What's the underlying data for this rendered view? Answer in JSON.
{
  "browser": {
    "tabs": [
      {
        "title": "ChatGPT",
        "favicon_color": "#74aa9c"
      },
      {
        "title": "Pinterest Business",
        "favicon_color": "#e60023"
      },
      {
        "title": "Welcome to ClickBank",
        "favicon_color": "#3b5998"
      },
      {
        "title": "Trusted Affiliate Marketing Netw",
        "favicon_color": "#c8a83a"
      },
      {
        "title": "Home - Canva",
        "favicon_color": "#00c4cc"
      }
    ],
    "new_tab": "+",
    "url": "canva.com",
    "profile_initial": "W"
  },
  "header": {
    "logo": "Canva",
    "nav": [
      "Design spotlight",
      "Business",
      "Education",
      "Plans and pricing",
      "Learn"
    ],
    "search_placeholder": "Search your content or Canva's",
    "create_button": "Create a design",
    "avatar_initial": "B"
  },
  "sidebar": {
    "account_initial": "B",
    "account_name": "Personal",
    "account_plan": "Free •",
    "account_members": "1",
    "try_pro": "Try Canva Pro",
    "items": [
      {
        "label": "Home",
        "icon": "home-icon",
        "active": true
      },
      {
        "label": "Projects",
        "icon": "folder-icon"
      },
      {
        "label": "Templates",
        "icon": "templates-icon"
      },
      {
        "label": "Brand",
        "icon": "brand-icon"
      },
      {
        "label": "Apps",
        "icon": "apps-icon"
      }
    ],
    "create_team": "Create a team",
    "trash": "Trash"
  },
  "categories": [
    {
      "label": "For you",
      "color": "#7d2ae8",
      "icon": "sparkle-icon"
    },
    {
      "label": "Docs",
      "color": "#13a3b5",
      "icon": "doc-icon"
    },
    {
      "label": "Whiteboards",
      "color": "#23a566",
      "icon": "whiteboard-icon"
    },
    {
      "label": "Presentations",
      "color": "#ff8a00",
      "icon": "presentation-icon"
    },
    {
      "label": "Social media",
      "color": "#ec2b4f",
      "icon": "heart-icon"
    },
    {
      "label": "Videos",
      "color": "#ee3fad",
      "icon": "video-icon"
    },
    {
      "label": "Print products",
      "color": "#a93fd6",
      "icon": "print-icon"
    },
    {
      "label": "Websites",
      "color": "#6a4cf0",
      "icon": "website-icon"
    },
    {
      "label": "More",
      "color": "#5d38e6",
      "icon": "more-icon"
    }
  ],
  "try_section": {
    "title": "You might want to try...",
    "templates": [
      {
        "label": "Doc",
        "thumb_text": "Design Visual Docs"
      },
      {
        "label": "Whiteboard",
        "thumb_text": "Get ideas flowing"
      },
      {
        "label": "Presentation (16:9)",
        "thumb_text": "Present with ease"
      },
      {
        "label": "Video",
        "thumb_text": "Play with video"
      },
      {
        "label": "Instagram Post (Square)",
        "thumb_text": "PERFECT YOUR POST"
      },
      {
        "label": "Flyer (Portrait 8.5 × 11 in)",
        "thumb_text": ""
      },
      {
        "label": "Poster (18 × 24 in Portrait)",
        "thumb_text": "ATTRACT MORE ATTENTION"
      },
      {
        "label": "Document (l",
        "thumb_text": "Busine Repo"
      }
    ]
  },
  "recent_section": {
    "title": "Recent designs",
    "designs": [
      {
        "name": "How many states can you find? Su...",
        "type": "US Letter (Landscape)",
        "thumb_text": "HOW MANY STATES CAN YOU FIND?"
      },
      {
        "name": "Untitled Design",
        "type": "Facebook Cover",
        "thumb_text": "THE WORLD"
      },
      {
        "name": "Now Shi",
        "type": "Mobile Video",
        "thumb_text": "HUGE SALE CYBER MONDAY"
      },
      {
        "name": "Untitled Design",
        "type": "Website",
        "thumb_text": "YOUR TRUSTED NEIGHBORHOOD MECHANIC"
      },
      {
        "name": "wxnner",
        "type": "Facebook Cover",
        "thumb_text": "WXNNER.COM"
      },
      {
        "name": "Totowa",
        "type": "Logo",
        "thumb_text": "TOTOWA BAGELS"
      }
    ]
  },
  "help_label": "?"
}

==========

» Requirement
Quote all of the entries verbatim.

» Output for this task
What's the underlying data for this rendered view? Answer in JSON.
{
  "browser": {
    "tabs": [
      {
        "title": "ChatGPT",
        "favicon_color": "#74aa9c"
      },
      {
        "title": "Pinterest Business",
        "favicon_color": "#e60023"
      },
      {
        "title": "Welcome to ClickBank",
        "favicon_color": "#3b5998"
      },
      {
        "title": "Trusted Affiliate Marketing Netw",
        "favicon_color": "#c8a83a"
      },
      {
        "title": "Home - Canva",
        "favicon_color": "#00c4cc"
      }
    ],
    "new_tab": "+",
    "url": "canva.com",
    "profile_initial": "W"
  },
  "header": {
    "logo": "Canva",
    "nav": [
      "Design spotlight",
      "Business",
      "Education",
      "Plans and pricing",
      "Learn"
    ],
    "search_placeholder": "Search your content or Canva's",
    "create_button": "Create a design",
    "avatar_initial": "B"
  },
  "sidebar": {
    "account_initial": "B",
    "account_name": "Personal",
    "account_plan": "Free •",
    "account_members": "1",
    "try_pro": "Try Canva Pro",
    "items": [
      {
        "label": "Home",
        "icon": "home-icon",
        "active": true
      },
      {
        "label": "Projects",
        "icon": "folder-icon"
      },
      {
        "label": "Templates",
        "icon": "templates-icon"
      },
      {
        "label": "Brand",
        "icon": "brand-icon"
      },
      {
        "label": "Apps",
        "icon": "apps-icon"
      }
    ],
    "create_team": "Create a team",
    "trash": "Trash"
  },
  "categories": [
    {
      "label": "For you",
      "color": "#7d2ae8",
      "icon": "sparkle-icon"
    },
    {
      "label": "Docs",
      "color": "#13a3b5",
      "icon": "doc-icon"
    },
    {
      "label": "Whiteboards",
      "color": "#23a566",
      "icon": "whiteboard-icon"
    },
    {
      "label": "Presentations",
      "color": "#ff8a00",
      "icon": "presentation-icon"
    },
    {
      "label": "Social media",
      "color": "#ec2b4f",
      "icon": "heart-icon"
    },
    {
      "label": "Videos",
      "color": "#ee3fad",
      "icon": "video-icon"
    },
    {
      "label": "Print products",
      "color": "#a93fd6",
      "icon": "print-icon"
    },
    {
      "label": "Websites",
      "color": "#6a4cf0",
      "icon": "website-icon"
    },
    {
      "label": "More",
      "color": "#5d38e6",
      "icon": "more-icon"
    }
  ],
  "try_section": {
    "title": "You might want to try...",
    "templates": [
      {
        "label": "Doc",
        "thumb_text": "Design Visual Docs"
      },
      {
        "label": "Whiteboard",
        "thumb_text": "Get ideas flowing"
      },
      {
        "label": "Presentation (16:9)",
        "thumb_text": "Present with ease"
      },
      {
        "label": "Video",
        "thumb_text": "Play with video"
      },
      {
        "label": "Instagram Post (Square)",
        "thumb_text": "PERFECT YOUR POST"
      },
      {
        "label": "Flyer (Portrait 8.5 × 11 in)",
        "thumb_text": ""
      },
      {
        "label": "Poster (18 × 24 in Portrait)",
        "thumb_text": "ATTRACT MORE ATTENTION"
      },
      {
        "label": "Document (l",
        "thumb_text": "Busine Repo"
      }
    ]
  },
  "recent_section": {
    "title": "Recent designs",
    "designs": [
      {
        "name": "How many states can you find? Su...",
        "type": "US Letter (Landscape)",
        "thumb_text": "HOW MANY STATES CAN YOU FIND?"
      },
      {
        "name": "Untitled Design",
        "type": "Facebook Cover",
        "thumb_text": "THE WORLD"
      },
      {
        "name": "Now Shi",
        "type": "Mobile Video",
        "thumb_text": "HUGE SALE CYBER MONDAY"
      },
      {
        "name": "Untitled Design",
        "type": "Website",
        "thumb_text": "YOUR TRUSTED NEIGHBORHOOD MECHANIC"
      },
      {
        "name": "wxnner",
        "type": "Facebook Cover",
        "thumb_text": "WXNNER.COM"
      },
      {
        "name": "Totowa",
        "type": "Logo",
        "thumb_text": "TOTOWA BAGELS"
      }
    ]
  },
  "help_label": "?"
}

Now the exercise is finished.